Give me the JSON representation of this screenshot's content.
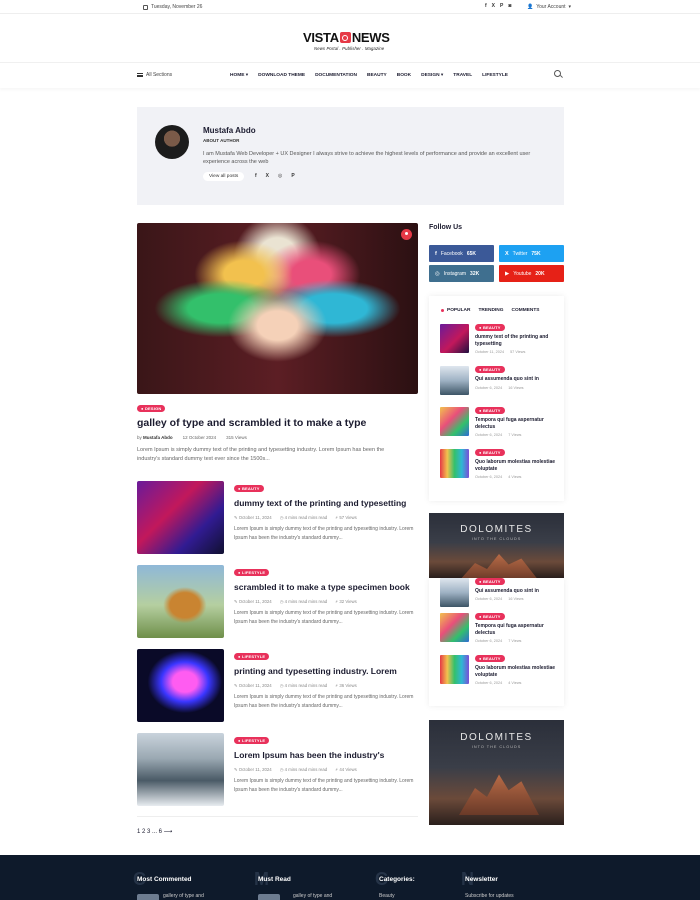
{
  "topbar": {
    "date": "Tuesday, November 26",
    "social": [
      "f",
      "X",
      "P",
      "◙"
    ],
    "account": "Your Account"
  },
  "logo": {
    "vista": "VISTA",
    "news": "NEWS",
    "tagline": "News Portal . Publisher . Magazine"
  },
  "nav": {
    "all_sections": "All Sections",
    "items": [
      "HOME",
      "DOWNLOAD THEME",
      "DOCUMENTATION",
      "BEAUTY",
      "BOOK",
      "DESIGN",
      "TRAVEL",
      "LIFESTYLE"
    ]
  },
  "author": {
    "name": "Mustafa Abdo",
    "role": "ABOUT AUTHOR",
    "bio": "I am Mustafa Web Developer + UX Designer I always strive to achieve the highest levels of performance and provide an excellent user experience across the web",
    "view_all": "View all posts",
    "social": [
      "f",
      "X",
      "◎",
      "P"
    ]
  },
  "featured": {
    "badge": "DESIGN",
    "title": "galley of type and scrambled it to make a type",
    "by": "by",
    "author": "Mustafa Abdo",
    "date": "12 October 2024",
    "views": "315 Views",
    "excerpt": "Lorem Ipsum is simply dummy text of the printing and typesetting industry. Lorem Ipsum has been the industry's standard dummy text ever since the 1500s..."
  },
  "posts": [
    {
      "badge": "BEAUTY",
      "title": "dummy text of the printing and typesetting",
      "date": "October 11, 2024",
      "read": "4 mins read mins read",
      "views": "57 Views",
      "excerpt": "Lorem Ipsum is simply dummy text of the printing and typesetting industry. Lorem Ipsum has been the industry's standard dummy..."
    },
    {
      "badge": "LIFESTYLE",
      "title": "scrambled it to make a type specimen book",
      "date": "October 11, 2024",
      "read": "4 mins read mins read",
      "views": "32 Views",
      "excerpt": "Lorem Ipsum is simply dummy text of the printing and typesetting industry. Lorem Ipsum has been the industry's standard dummy..."
    },
    {
      "badge": "LIFESTYLE",
      "title": "printing and typesetting industry. Lorem",
      "date": "October 11, 2024",
      "read": "4 mins read mins read",
      "views": "36 Views",
      "excerpt": "Lorem Ipsum is simply dummy text of the printing and typesetting industry. Lorem Ipsum has been the industry's standard dummy..."
    },
    {
      "badge": "LIFESTYLE",
      "title": "Lorem Ipsum has been the industry's",
      "date": "October 11, 2024",
      "read": "4 mins read mins read",
      "views": "44 Views",
      "excerpt": "Lorem Ipsum is simply dummy text of the printing and typesetting industry. Lorem Ipsum has been the industry's standard dummy..."
    }
  ],
  "pager": "1 2 3 ... 6 ⟶",
  "sidebar": {
    "follow_title": "Follow Us",
    "buttons": [
      {
        "icon": "f",
        "label": "Facebook",
        "count": "65K",
        "color": "#3b5998"
      },
      {
        "icon": "X",
        "label": "Twitter",
        "count": "75K",
        "color": "#1da1f2"
      },
      {
        "icon": "◎",
        "label": "Instagram",
        "count": "32K",
        "color": "#3f6f8f"
      },
      {
        "icon": "▶",
        "label": "Youtube",
        "count": "20K",
        "color": "#e62117"
      }
    ],
    "tabs": [
      "POPULAR",
      "TRENDING",
      "COMMENTS"
    ],
    "popular": [
      {
        "badge": "BEAUTY",
        "title": "dummy text of the printing and typesetting",
        "date": "October 11, 2024",
        "views": "57 Views"
      },
      {
        "badge": "BEAUTY",
        "title": "Qui assumenda quo sint in",
        "date": "October 6, 2024",
        "views": "16 Views"
      },
      {
        "badge": "BEAUTY",
        "title": "Tempora qui fuga aspernatur delectus",
        "date": "October 6, 2024",
        "views": "7 Views"
      },
      {
        "badge": "BEAUTY",
        "title": "Quo laborum molestias molestiae voluptate",
        "date": "October 6, 2024",
        "views": "4 Views"
      }
    ],
    "list2": [
      {
        "badge": "BEAUTY",
        "title": "Qui assumenda quo sint in",
        "date": "October 6, 2024",
        "views": "16 Views"
      },
      {
        "badge": "BEAUTY",
        "title": "Tempora qui fuga aspernatur delectus",
        "date": "October 6, 2024",
        "views": "7 Views"
      },
      {
        "badge": "BEAUTY",
        "title": "Quo laborum molestias molestiae voluptate",
        "date": "October 6, 2024",
        "views": "4 Views"
      }
    ],
    "ad_title": "DOLOMITES",
    "ad_sub": "INTO THE CLOUDS"
  },
  "footer": {
    "cols": [
      {
        "letter": "C",
        "title": "Most Commented",
        "sub": "gallery of type and"
      },
      {
        "letter": "M",
        "title": "Must Read",
        "sub": "galley of type and"
      },
      {
        "letter": "C",
        "title": "Categories:",
        "sub": "Beauty"
      },
      {
        "letter": "N",
        "title": "Newsletter",
        "sub": "Subscribe for updates"
      }
    ]
  }
}
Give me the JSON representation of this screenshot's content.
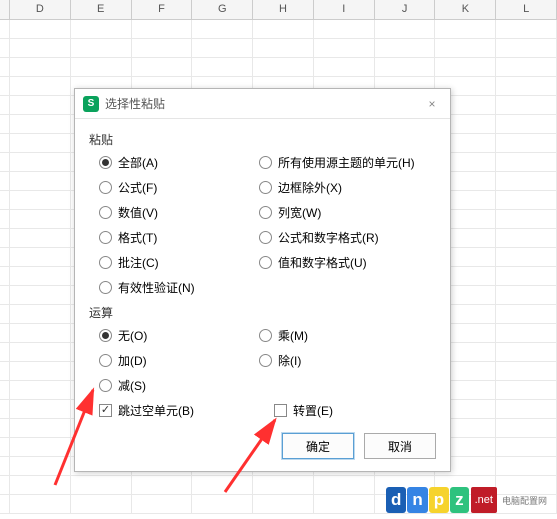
{
  "columns": [
    "D",
    "E",
    "F",
    "G",
    "H",
    "I",
    "J",
    "K",
    "L"
  ],
  "dialog": {
    "title": "选择性粘贴",
    "close_icon": "×",
    "group_paste": "粘贴",
    "paste_options_left": [
      {
        "label": "全部(A)",
        "selected": true
      },
      {
        "label": "公式(F)",
        "selected": false
      },
      {
        "label": "数值(V)",
        "selected": false
      },
      {
        "label": "格式(T)",
        "selected": false
      },
      {
        "label": "批注(C)",
        "selected": false
      },
      {
        "label": "有效性验证(N)",
        "selected": false
      }
    ],
    "paste_options_right": [
      {
        "label": "所有使用源主题的单元(H)",
        "selected": false
      },
      {
        "label": "边框除外(X)",
        "selected": false
      },
      {
        "label": "列宽(W)",
        "selected": false
      },
      {
        "label": "公式和数字格式(R)",
        "selected": false
      },
      {
        "label": "值和数字格式(U)",
        "selected": false
      }
    ],
    "group_operation": "运算",
    "op_options_left": [
      {
        "label": "无(O)",
        "selected": true
      },
      {
        "label": "加(D)",
        "selected": false
      },
      {
        "label": "减(S)",
        "selected": false
      }
    ],
    "op_options_right": [
      {
        "label": "乘(M)",
        "selected": false
      },
      {
        "label": "除(I)",
        "selected": false
      }
    ],
    "skip_blanks": {
      "label": "跳过空单元(B)",
      "checked": true
    },
    "transpose": {
      "label": "转置(E)",
      "checked": false
    },
    "ok": "确定",
    "cancel": "取消"
  },
  "watermark": {
    "brand": "dnpz",
    "suffix": ".net",
    "tagline": "电脑配置网"
  }
}
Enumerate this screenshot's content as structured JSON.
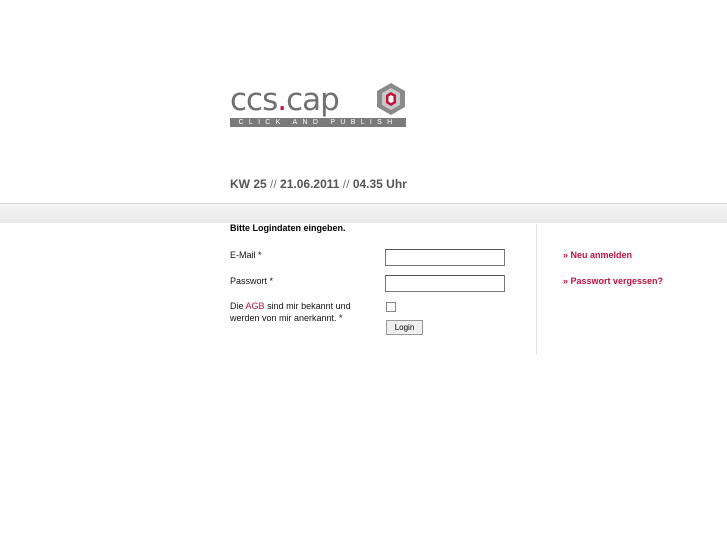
{
  "logo": {
    "name": "ccs",
    "dot": ".",
    "suffix": "cap",
    "tagline": "CLICK AND PUBLISH"
  },
  "date": {
    "week": "KW 25",
    "sep1": "//",
    "day": "21.06.2011",
    "sep2": "//",
    "time": "04.35 Uhr"
  },
  "form": {
    "title": "Bitte Logindaten eingeben.",
    "email_label": "E-Mail *",
    "email_value": "",
    "password_label": "Passwort *",
    "password_value": "",
    "agb_prefix": "Die",
    "agb_link": "AGB",
    "agb_suffix": "sind mir bekannt und werden von mir anerkannt. *",
    "agb_checked": false,
    "login_label": "Login"
  },
  "side": {
    "register": "» Neu anmelden",
    "forgot": "» Passwort vergessen?"
  },
  "colors": {
    "accent": "#c0133e",
    "logo_gray": "#707070"
  }
}
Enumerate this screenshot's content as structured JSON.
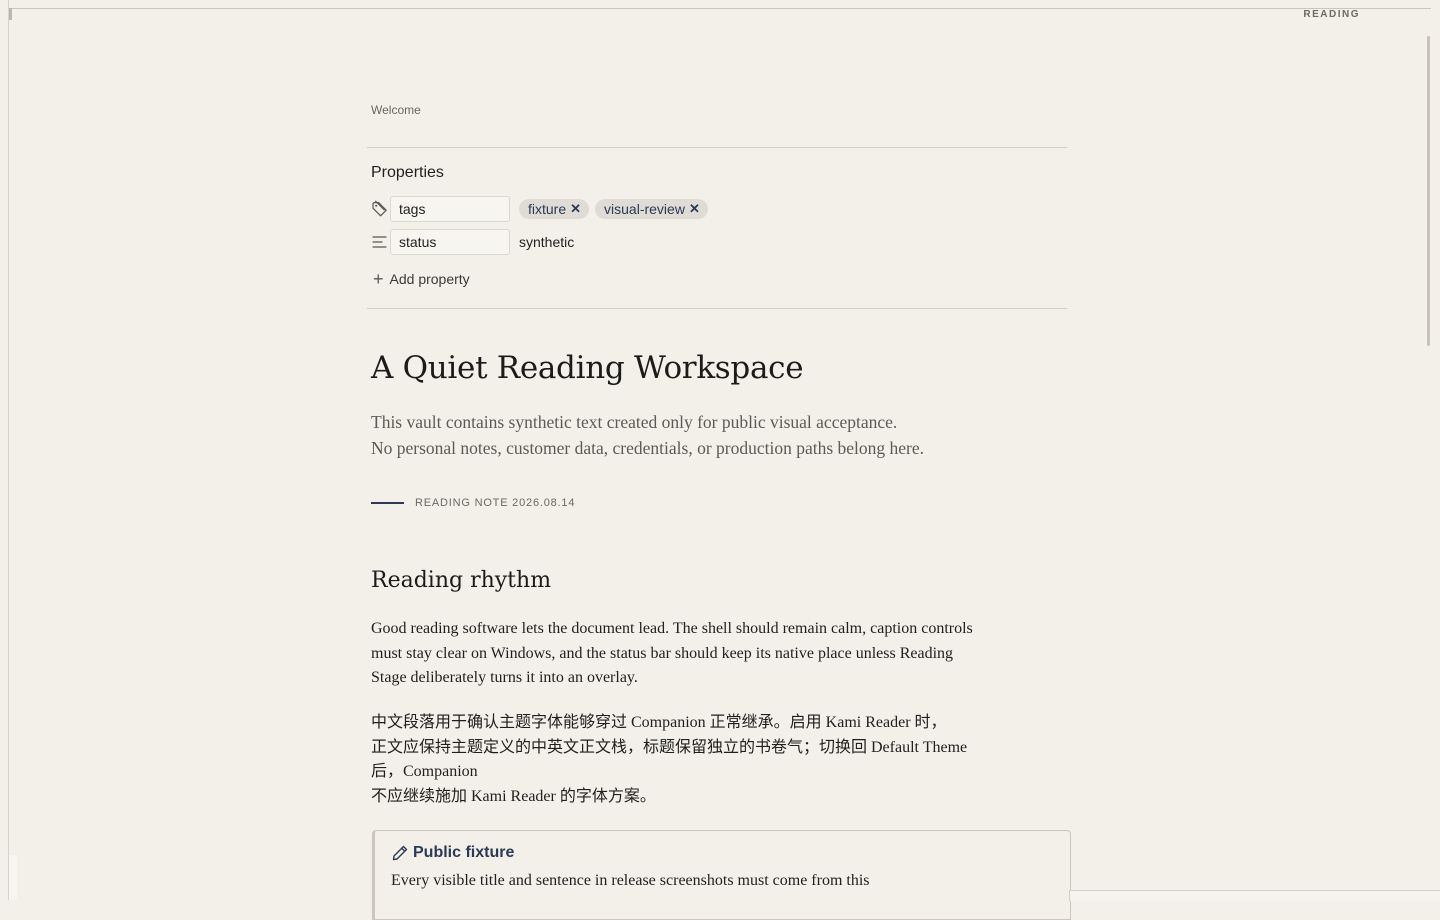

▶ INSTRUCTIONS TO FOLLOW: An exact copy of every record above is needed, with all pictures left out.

▶ RESPONSE AREA:
Give me the JSON representation of this screenshot's content.
{
  "topbar": {
    "date": "Tuesday, November 26",
    "social": [
      "f",
      "X",
      "P",
      "◙"
    ],
    "account": "Your Account"
  },
  "logo": {
    "vista": "VISTA",
    "news": "NEWS",
    "tagline": "News Portal . Publisher . Magazine"
  },
  "nav": {
    "all_sections": "All Sections",
    "items": [
      "HOME",
      "DOWNLOAD THEME",
      "DOCUMENTATION",
      "BEAUTY",
      "BOOK",
      "DESIGN",
      "TRAVEL",
      "LIFESTYLE"
    ]
  },
  "author": {
    "name": "Mustafa Abdo",
    "role": "ABOUT AUTHOR",
    "bio": "I am Mustafa Web Developer + UX Designer I always strive to achieve the highest levels of performance and provide an excellent user experience across the web",
    "view_all": "View all posts",
    "social": [
      "f",
      "X",
      "◎",
      "P"
    ]
  },
  "featured": {
    "badge": "DESIGN",
    "title": "galley of type and scrambled it to make a type",
    "by": "by",
    "author": "Mustafa Abdo",
    "date": "12 October 2024",
    "views": "315 Views",
    "excerpt": "Lorem Ipsum is simply dummy text of the printing and typesetting industry. Lorem Ipsum has been the industry's standard dummy text ever since the 1500s..."
  },
  "posts": [
    {
      "badge": "BEAUTY",
      "title": "dummy text of the printing and typesetting",
      "date": "October 11, 2024",
      "read": "4 mins read mins read",
      "views": "57 Views",
      "excerpt": "Lorem Ipsum is simply dummy text of the printing and typesetting industry. Lorem Ipsum has been the industry's standard dummy..."
    },
    {
      "badge": "LIFESTYLE",
      "title": "scrambled it to make a type specimen book",
      "date": "October 11, 2024",
      "read": "4 mins read mins read",
      "views": "32 Views",
      "excerpt": "Lorem Ipsum is simply dummy text of the printing and typesetting industry. Lorem Ipsum has been the industry's standard dummy..."
    },
    {
      "badge": "LIFESTYLE",
      "title": "printing and typesetting industry. Lorem",
      "date": "October 11, 2024",
      "read": "4 mins read mins read",
      "views": "36 Views",
      "excerpt": "Lorem Ipsum is simply dummy text of the printing and typesetting industry. Lorem Ipsum has been the industry's standard dummy..."
    },
    {
      "badge": "LIFESTYLE",
      "title": "Lorem Ipsum has been the industry's",
      "date": "October 11, 2024",
      "read": "4 mins read mins read",
      "views": "44 Views",
      "excerpt": "Lorem Ipsum is simply dummy text of the printing and typesetting industry. Lorem Ipsum has been the industry's standard dummy..."
    }
  ],
  "pager": "1 2 3 ... 6 ⟶",
  "sidebar": {
    "follow_title": "Follow Us",
    "buttons": [
      {
        "icon": "f",
        "label": "Facebook",
        "count": "65K",
        "color": "#3b5998"
      },
      {
        "icon": "X",
        "label": "Twitter",
        "count": "75K",
        "color": "#1da1f2"
      },
      {
        "icon": "◎",
        "label": "Instagram",
        "count": "32K",
        "color": "#3f6f8f"
      },
      {
        "icon": "▶",
        "label": "Youtube",
        "count": "20K",
        "color": "#e62117"
      }
    ],
    "tabs": [
      "POPULAR",
      "TRENDING",
      "COMMENTS"
    ],
    "popular": [
      {
        "badge": "BEAUTY",
        "title": "dummy text of the printing and typesetting",
        "date": "October 11, 2024",
        "views": "57 Views"
      },
      {
        "badge": "BEAUTY",
        "title": "Qui assumenda quo sint in",
        "date": "October 6, 2024",
        "views": "16 Views"
      },
      {
        "badge": "BEAUTY",
        "title": "Tempora qui fuga aspernatur delectus",
        "date": "October 6, 2024",
        "views": "7 Views"
      },
      {
        "badge": "BEAUTY",
        "title": "Quo laborum molestias molestiae voluptate",
        "date": "October 6, 2024",
        "views": "4 Views"
      }
    ],
    "list2": [
      {
        "badge": "BEAUTY",
        "title": "Qui assumenda quo sint in",
        "date": "October 6, 2024",
        "views": "16 Views"
      },
      {
        "badge": "BEAUTY",
        "title": "Tempora qui fuga aspernatur delectus",
        "date": "October 6, 2024",
        "views": "7 Views"
      },
      {
        "badge": "BEAUTY",
        "title": "Quo laborum molestias molestiae voluptate",
        "date": "October 6, 2024",
        "views": "4 Views"
      }
    ],
    "ad_title": "DOLOMITES",
    "ad_sub": "INTO THE CLOUDS"
  },
  "footer": {
    "cols": [
      {
        "letter": "C",
        "title": "Most Commented",
        "sub": "gallery of type and"
      },
      {
        "letter": "M",
        "title": "Must Read",
        "sub": "galley of type and"
      },
      {
        "letter": "C",
        "title": "Categories:",
        "sub": "Beauty"
      },
      {
        "letter": "N",
        "title": "Newsletter",
        "sub": "Subscribe for updates"
      }
    ]
  }
}
Give me the JSON representation of this screenshot's content.
{
  "columns": [
    "D",
    "E",
    "F",
    "G",
    "H",
    "I",
    "J",
    "K",
    "L"
  ],
  "dialog": {
    "title": "选择性粘贴",
    "close_icon": "×",
    "group_paste": "粘贴",
    "paste_options_left": [
      {
        "label": "全部(A)",
        "selected": true
      },
      {
        "label": "公式(F)",
        "selected": false
      },
      {
        "label": "数值(V)",
        "selected": false
      },
      {
        "label": "格式(T)",
        "selected": false
      },
      {
        "label": "批注(C)",
        "selected": false
      },
      {
        "label": "有效性验证(N)",
        "selected": false
      }
    ],
    "paste_options_right": [
      {
        "label": "所有使用源主题的单元(H)",
        "selected": false
      },
      {
        "label": "边框除外(X)",
        "selected": false
      },
      {
        "label": "列宽(W)",
        "selected": false
      },
      {
        "label": "公式和数字格式(R)",
        "selected": false
      },
      {
        "label": "值和数字格式(U)",
        "selected": false
      }
    ],
    "group_operation": "运算",
    "op_options_left": [
      {
        "label": "无(O)",
        "selected": true
      },
      {
        "label": "加(D)",
        "selected": false
      },
      {
        "label": "减(S)",
        "selected": false
      }
    ],
    "op_options_right": [
      {
        "label": "乘(M)",
        "selected": false
      },
      {
        "label": "除(I)",
        "selected": false
      }
    ],
    "skip_blanks": {
      "label": "跳过空单元(B)",
      "checked": true
    },
    "transpose": {
      "label": "转置(E)",
      "checked": false
    },
    "ok": "确定",
    "cancel": "取消"
  },
  "watermark": {
    "brand": "dnpz",
    "suffix": ".net",
    "tagline": "电脑配置网"
  }
}
Enumerate this screenshot's content as structured JSON.
{
  "logo": {
    "name": "ccs",
    "dot": ".",
    "suffix": "cap",
    "tagline": "CLICK AND PUBLISH"
  },
  "date": {
    "week": "KW 25",
    "sep1": "//",
    "day": "21.06.2011",
    "sep2": "//",
    "time": "04.35 Uhr"
  },
  "form": {
    "title": "Bitte Logindaten eingeben.",
    "email_label": "E-Mail *",
    "email_value": "",
    "password_label": "Passwort *",
    "password_value": "",
    "agb_prefix": "Die",
    "agb_link": "AGB",
    "agb_suffix": "sind mir bekannt und werden von mir anerkannt. *",
    "agb_checked": false,
    "login_label": "Login"
  },
  "side": {
    "register": "» Neu anmelden",
    "forgot": "» Passwort vergessen?"
  },
  "colors": {
    "accent": "#c0133e",
    "logo_gray": "#707070"
  }
}
Enumerate this screenshot's content as structured JSON.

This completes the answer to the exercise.